A tanker truck carrying gasoline caught fire after a crash on Interstate 95 in Philadelphia on June 11, ultimately leading to the collapse of one of the highway’s bridges. The collapse caused significant disruptions for the approximately 160,000 drivers who travel along that stretch of road daily. The Pennsylvania Department of Transportation (PennDOT) expects the road to reopen by June 25.
Although PennDOT attributed the collapse to the vehicle fire and not a defect in the bridge itself, the incident has drawn attention to the overall condition of U.S. highway bridges—essential infrastructure for millions nationwide.
According to the National Bridge Inspection Standards, states are required to regularly submit inspection reports on the conditions of their highway bridges. The Federal Highway Administration (FHWA), under the Department of Transportation, maintains a comprehensive record of these inspections and categorizes conditions into three levels: “good,” “fair” and “poor.”
A Scientific American analysis of the database for all 50 states reveals that more than 42,000 bridges across the country have been classified as being in “poor” condition, accounting for nearly 7 percent of all bridges monitored by the agency.
A bridge’s rating is determined by specific FHWA standards for the condition of its various structural components. A poor rating does not necessarily imply immediate safety risks for drivers, but it does indicate the need for close monitoring to prevent unforeseen dangers. At the time of the vehicle fire in Philadelphia, the I-95 bridge was reported to be in good condition.

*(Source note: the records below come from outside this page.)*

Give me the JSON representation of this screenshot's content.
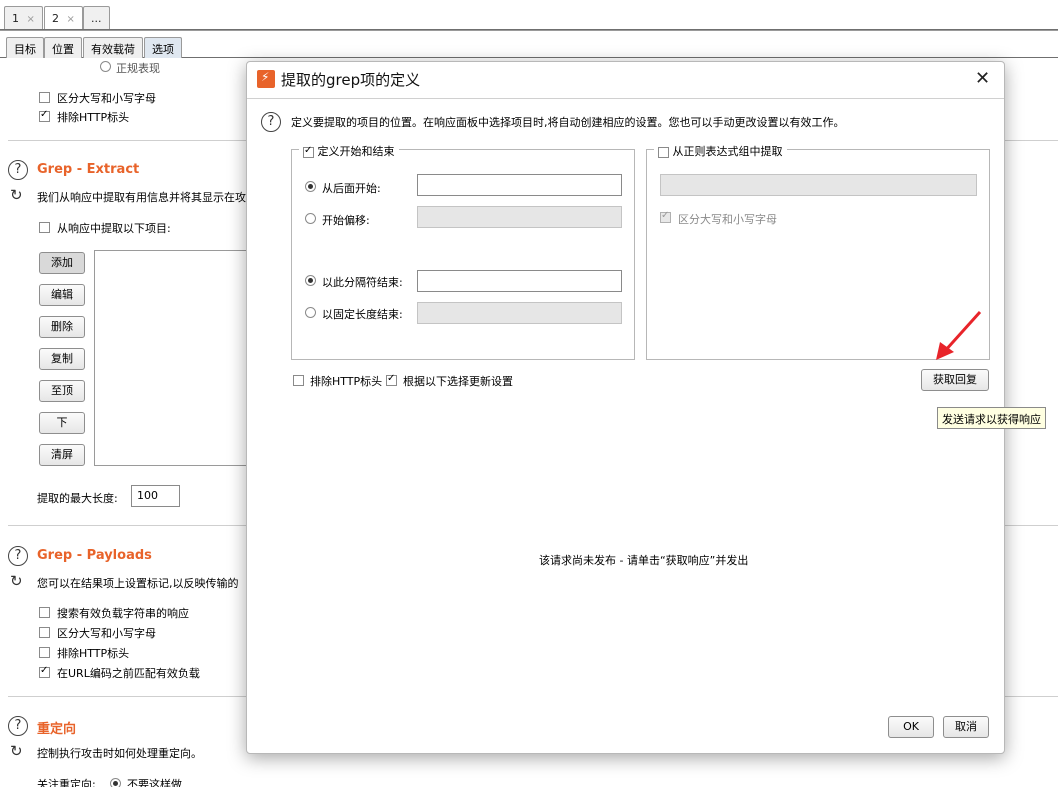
{
  "window_tabs": [
    {
      "label": "1",
      "close": "×"
    },
    {
      "label": "2",
      "close": "×"
    },
    {
      "label": "..."
    }
  ],
  "sub_tabs": [
    "目标",
    "位置",
    "有效载荷",
    "选项"
  ],
  "background": {
    "partial_top_label": "正规表现",
    "top_checks": [
      {
        "label": "区分大写和小写字母",
        "checked": false
      },
      {
        "label": "排除HTTP标头",
        "checked": true
      }
    ],
    "grep_extract": {
      "title": "Grep - Extract",
      "desc": "我们从响应中提取有用信息并将其显示在攻",
      "extract_check": "从响应中提取以下项目:",
      "buttons": [
        "添加",
        "编辑",
        "删除",
        "复制",
        "至顶",
        "下",
        "清屏"
      ],
      "max_len_label": "提取的最大长度:",
      "max_len_value": "100"
    },
    "grep_payloads": {
      "title": "Grep - Payloads",
      "desc": "您可以在结果项上设置标记,以反映传输的",
      "checks": [
        {
          "label": "搜索有效负载字符串的响应",
          "checked": false
        },
        {
          "label": "区分大写和小写字母",
          "checked": false
        },
        {
          "label": "排除HTTP标头",
          "checked": false
        },
        {
          "label": "在URL编码之前匹配有效负载",
          "checked": true
        }
      ]
    },
    "redirect": {
      "title": "重定向",
      "desc": "控制执行攻击时如何处理重定向。",
      "follow_label": "关注重定向:",
      "follow_value": "不要这样做"
    }
  },
  "dialog": {
    "title": "提取的grep项的定义",
    "close": "✕",
    "help_text": "定义要提取的项目的位置。在响应面板中选择项目时,将自动创建相应的设置。您也可以手动更改设置以有效工作。",
    "left_group": {
      "title": "定义开始和结束",
      "checked": true,
      "start_after_label": "从后面开始:",
      "start_after_value": "",
      "start_offset_label": "开始偏移:",
      "end_delim_label": "以此分隔符结束:",
      "end_delim_value": "",
      "end_fixed_label": "以固定长度结束:"
    },
    "right_group": {
      "title": "从正则表达式组中提取",
      "checked": false,
      "case_label": "区分大写和小写字母",
      "case_checked": true
    },
    "exclude_headers": {
      "label": "排除HTTP标头",
      "checked": false
    },
    "update_config": {
      "label": "根据以下选择更新设置",
      "checked": true
    },
    "fetch_button": "获取回复",
    "tooltip": "发送请求以获得响应",
    "response_placeholder": "该请求尚未发布 - 请单击“获取响应”并发出",
    "ok": "OK",
    "cancel": "取消"
  },
  "colors": {
    "accent": "#e8632a",
    "arrow": "#e8242a",
    "tooltip_bg": "#ffffe1"
  }
}
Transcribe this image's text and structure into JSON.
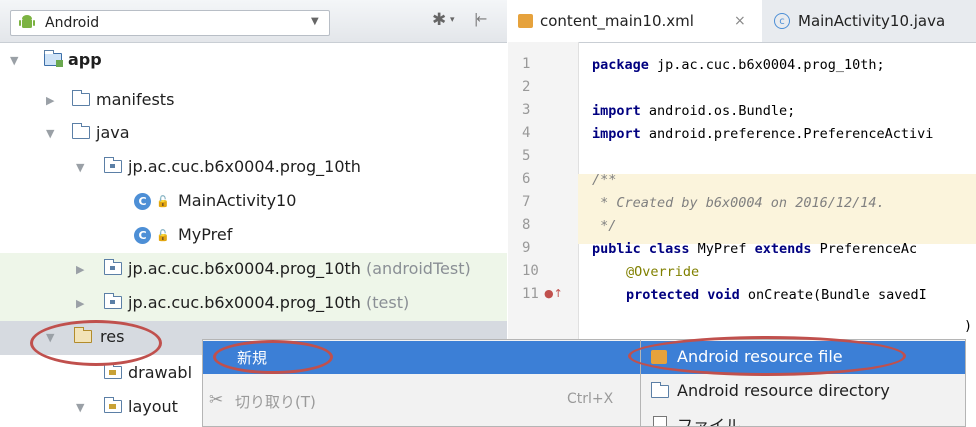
{
  "project_panel": {
    "view_selector": "Android",
    "tree": [
      {
        "label": "app",
        "bold": true
      },
      {
        "label": "manifests"
      },
      {
        "label": "java"
      },
      {
        "label": "jp.ac.cuc.b6x0004.prog_10th"
      },
      {
        "label": "MainActivity10"
      },
      {
        "label": "MyPref"
      },
      {
        "label": "jp.ac.cuc.b6x0004.prog_10th",
        "suffix": "(androidTest)"
      },
      {
        "label": "jp.ac.cuc.b6x0004.prog_10th",
        "suffix": "(test)"
      },
      {
        "label": "res"
      },
      {
        "label": "drawabl"
      },
      {
        "label": "layout"
      }
    ]
  },
  "editor": {
    "tabs": [
      {
        "label": "content_main10.xml",
        "close": "×"
      },
      {
        "label": "MainActivity10.java"
      }
    ],
    "line_numbers": [
      "1",
      "2",
      "3",
      "4",
      "5",
      "6",
      "7",
      "8",
      "9",
      "10",
      "11"
    ],
    "code": {
      "l1_kw": "package",
      "l1_rest": " jp.ac.cuc.b6x0004.prog_10th;",
      "l3_kw": "import",
      "l3_rest": " android.os.Bundle;",
      "l4_kw": "import",
      "l4_rest": " android.preference.PreferenceActivi",
      "l6": "/**",
      "l7": " * Created by b6x0004 on 2016/12/14.",
      "l8": " */",
      "l9_kw1": "public class",
      "l9_mid": " MyPref ",
      "l9_kw2": "extends",
      "l9_rest": " PreferenceAc",
      "l10": "@Override",
      "l11_kw": "protected void",
      "l11_rest": " onCreate(Bundle savedI",
      "l12_tail": ")"
    }
  },
  "context_menu": {
    "items": [
      {
        "label": "新規",
        "selected": true
      },
      {
        "label": "切り取り(T)",
        "shortcut": "Ctrl+X",
        "disabled": true
      }
    ]
  },
  "submenu": {
    "items": [
      {
        "label": "Android resource file",
        "selected": true
      },
      {
        "label": "Android resource directory"
      },
      {
        "label": "ファイル"
      }
    ]
  },
  "colors": {
    "selection": "#3c7fd6",
    "annotation_oval": "#c0504d",
    "green_row": "#eef6e9"
  }
}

Some states, counties and county equivalents possess many more of the bridges that are in poor condition than others. Iowa particularly stands out as hosting seven of the top 10 counties with the highest proportion of poor bridges. The Dillingham Census Area, Alaska, Franklin County, Florida, and the city of Falls Church, Va., also made the list of the counties and their equivalents with the most poor bridges.
Scott Neubauer, a bridge maintenance and inspection engineer at the Iowa Department of Transportation, explains that Iowa’s extensive number of bridges and low population mean that many of the state’s bridges see minimal traffic. “Some bridges only see 15 to 30 vehicles passing through in a day,” he says. With a high price tag for replacing and upgrading highways, Neubauer adds, it is difficult to prioritize the upkeep of low-traffic bridges over busier state highways.
Though the Federal Highway Administration collects the inspection records at a federal level, it is ultimately up to the state to make sure that its bridges are in good health. “We are doing the best we can with the funds we have,” Neubauer says.
The data from three territories—Guam, Puerto Rico and the U.S. Virgin Islands—were available but not initially included in Scientific American’s top 10 list. If they were included, however, several counties in Puerto Rico would surpass Iowa and Alaska. The island suffered a series of devastating natural disasters in recent years, resulting in the destruction of many bridges and roads.
Diana G. Ramirez-Rios, an assistant professor at the University at Buffalo, whose research includes transportation access issues in Puerto Rico, says that the island has yet to recover from the disastrous impacts of Hurricanes Irma and Maria in 2017. Many of the temporary, replacement bridges that were built after 2017 failed again later as a result of another hurricane. “The priority is to ensure communities are well-connected with permanent infrastructure solutions,” she says.